PROBLEM DETAILS –
An exact reproduction of all entries is required.
[[ SOURCE MATERIAL, beginning ]]
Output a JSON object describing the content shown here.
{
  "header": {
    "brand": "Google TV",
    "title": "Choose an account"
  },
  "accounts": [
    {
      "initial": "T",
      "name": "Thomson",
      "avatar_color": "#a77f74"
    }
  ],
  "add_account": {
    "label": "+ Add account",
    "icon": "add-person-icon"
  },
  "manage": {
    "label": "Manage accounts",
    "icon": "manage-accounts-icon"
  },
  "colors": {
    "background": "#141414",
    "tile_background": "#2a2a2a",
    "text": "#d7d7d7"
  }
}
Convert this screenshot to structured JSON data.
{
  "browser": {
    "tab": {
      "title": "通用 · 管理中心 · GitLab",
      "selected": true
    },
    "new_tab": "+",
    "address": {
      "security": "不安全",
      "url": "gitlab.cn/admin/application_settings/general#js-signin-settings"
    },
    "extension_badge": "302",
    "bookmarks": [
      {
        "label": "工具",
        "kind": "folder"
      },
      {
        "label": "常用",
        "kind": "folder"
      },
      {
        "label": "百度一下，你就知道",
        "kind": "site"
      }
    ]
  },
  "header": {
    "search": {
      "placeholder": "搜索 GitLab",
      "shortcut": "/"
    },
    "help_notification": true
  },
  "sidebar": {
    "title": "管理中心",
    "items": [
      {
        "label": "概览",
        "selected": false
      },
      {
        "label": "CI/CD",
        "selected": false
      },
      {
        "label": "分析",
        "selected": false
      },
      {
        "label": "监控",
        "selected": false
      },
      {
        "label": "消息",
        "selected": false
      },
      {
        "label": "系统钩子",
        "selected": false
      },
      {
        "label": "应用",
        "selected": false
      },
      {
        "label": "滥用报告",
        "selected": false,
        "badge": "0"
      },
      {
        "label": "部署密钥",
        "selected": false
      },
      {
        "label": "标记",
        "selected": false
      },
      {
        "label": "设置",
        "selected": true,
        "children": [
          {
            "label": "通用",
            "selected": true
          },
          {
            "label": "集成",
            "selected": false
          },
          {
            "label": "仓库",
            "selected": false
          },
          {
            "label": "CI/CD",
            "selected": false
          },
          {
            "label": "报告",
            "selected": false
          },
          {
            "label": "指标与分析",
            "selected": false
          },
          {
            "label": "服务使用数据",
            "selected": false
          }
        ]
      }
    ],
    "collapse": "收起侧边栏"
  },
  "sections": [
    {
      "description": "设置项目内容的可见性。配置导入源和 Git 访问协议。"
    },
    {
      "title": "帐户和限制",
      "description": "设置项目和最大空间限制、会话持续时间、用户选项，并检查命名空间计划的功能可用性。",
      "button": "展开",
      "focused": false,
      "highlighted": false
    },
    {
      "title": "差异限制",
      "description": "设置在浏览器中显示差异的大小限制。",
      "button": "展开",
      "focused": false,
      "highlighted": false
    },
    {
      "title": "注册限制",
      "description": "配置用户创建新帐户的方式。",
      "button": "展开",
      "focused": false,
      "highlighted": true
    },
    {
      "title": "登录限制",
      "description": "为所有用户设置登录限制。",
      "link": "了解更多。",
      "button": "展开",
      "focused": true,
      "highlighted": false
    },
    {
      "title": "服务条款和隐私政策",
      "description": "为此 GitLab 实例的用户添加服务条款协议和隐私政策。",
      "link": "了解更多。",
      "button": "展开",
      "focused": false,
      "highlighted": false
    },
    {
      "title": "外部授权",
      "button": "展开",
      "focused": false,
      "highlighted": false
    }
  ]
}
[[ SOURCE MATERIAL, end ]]
RESPONSE BOX –
Output a JSON object describing the content shown here.
{
  "header": {
    "brand": "Google TV",
    "title": "Choose an account"
  },
  "accounts": [
    {
      "initial": "T",
      "name": "Thomson",
      "avatar_color": "#a77f74"
    }
  ],
  "add_account": {
    "label": "+ Add account",
    "icon": "add-person-icon"
  },
  "manage": {
    "label": "Manage accounts",
    "icon": "manage-accounts-icon"
  },
  "colors": {
    "background": "#141414",
    "tile_background": "#2a2a2a",
    "text": "#d7d7d7"
  }
}
Convert this screenshot to structured JSON data.
{
  "browser": {
    "tab": {
      "title": "通用 · 管理中心 · GitLab",
      "selected": true
    },
    "new_tab": "+",
    "address": {
      "security": "不安全",
      "url": "gitlab.cn/admin/application_settings/general#js-signin-settings"
    },
    "extension_badge": "302",
    "bookmarks": [
      {
        "label": "工具",
        "kind": "folder"
      },
      {
        "label": "常用",
        "kind": "folder"
      },
      {
        "label": "百度一下，你就知道",
        "kind": "site"
      }
    ]
  },
  "header": {
    "search": {
      "placeholder": "搜索 GitLab",
      "shortcut": "/"
    },
    "help_notification": true
  },
  "sidebar": {
    "title": "管理中心",
    "items": [
      {
        "label": "概览",
        "selected": false
      },
      {
        "label": "CI/CD",
        "selected": false
      },
      {
        "label": "分析",
        "selected": false
      },
      {
        "label": "监控",
        "selected": false
      },
      {
        "label": "消息",
        "selected": false
      },
      {
        "label": "系统钩子",
        "selected": false
      },
      {
        "label": "应用",
        "selected": false
      },
      {
        "label": "滥用报告",
        "selected": false,
        "badge": "0"
      },
      {
        "label": "部署密钥",
        "selected": false
      },
      {
        "label": "标记",
        "selected": false
      },
      {
        "label": "设置",
        "selected": true,
        "children": [
          {
            "label": "通用",
            "selected": true
          },
          {
            "label": "集成",
            "selected": false
          },
          {
            "label": "仓库",
            "selected": false
          },
          {
            "label": "CI/CD",
            "selected": false
          },
          {
            "label": "报告",
            "selected": false
          },
          {
            "label": "指标与分析",
            "selected": false
          },
          {
            "label": "服务使用数据",
            "selected": false
          }
        ]
      }
    ],
    "collapse": "收起侧边栏"
  },
  "sections": [
    {
      "description": "设置项目内容的可见性。配置导入源和 Git 访问协议。"
    },
    {
      "title": "帐户和限制",
      "description": "设置项目和最大空间限制、会话持续时间、用户选项，并检查命名空间计划的功能可用性。",
      "button": "展开",
      "focused": false,
      "highlighted": false
    },
    {
      "title": "差异限制",
      "description": "设置在浏览器中显示差异的大小限制。",
      "button": "展开",
      "focused": false,
      "highlighted": false
    },
    {
      "title": "注册限制",
      "description": "配置用户创建新帐户的方式。",
      "button": "展开",
      "focused": false,
      "highlighted": true
    },
    {
      "title": "登录限制",
      "description": "为所有用户设置登录限制。",
      "link": "了解更多。",
      "button": "展开",
      "focused": true,
      "highlighted": false
    },
    {
      "title": "服务条款和隐私政策",
      "description": "为此 GitLab 实例的用户添加服务条款协议和隐私政策。",
      "link": "了解更多。",
      "button": "展开",
      "focused": false,
      "highlighted": false
    },
    {
      "title": "外部授权",
      "button": "展开",
      "focused": false,
      "highlighted": false
    }
  ]
}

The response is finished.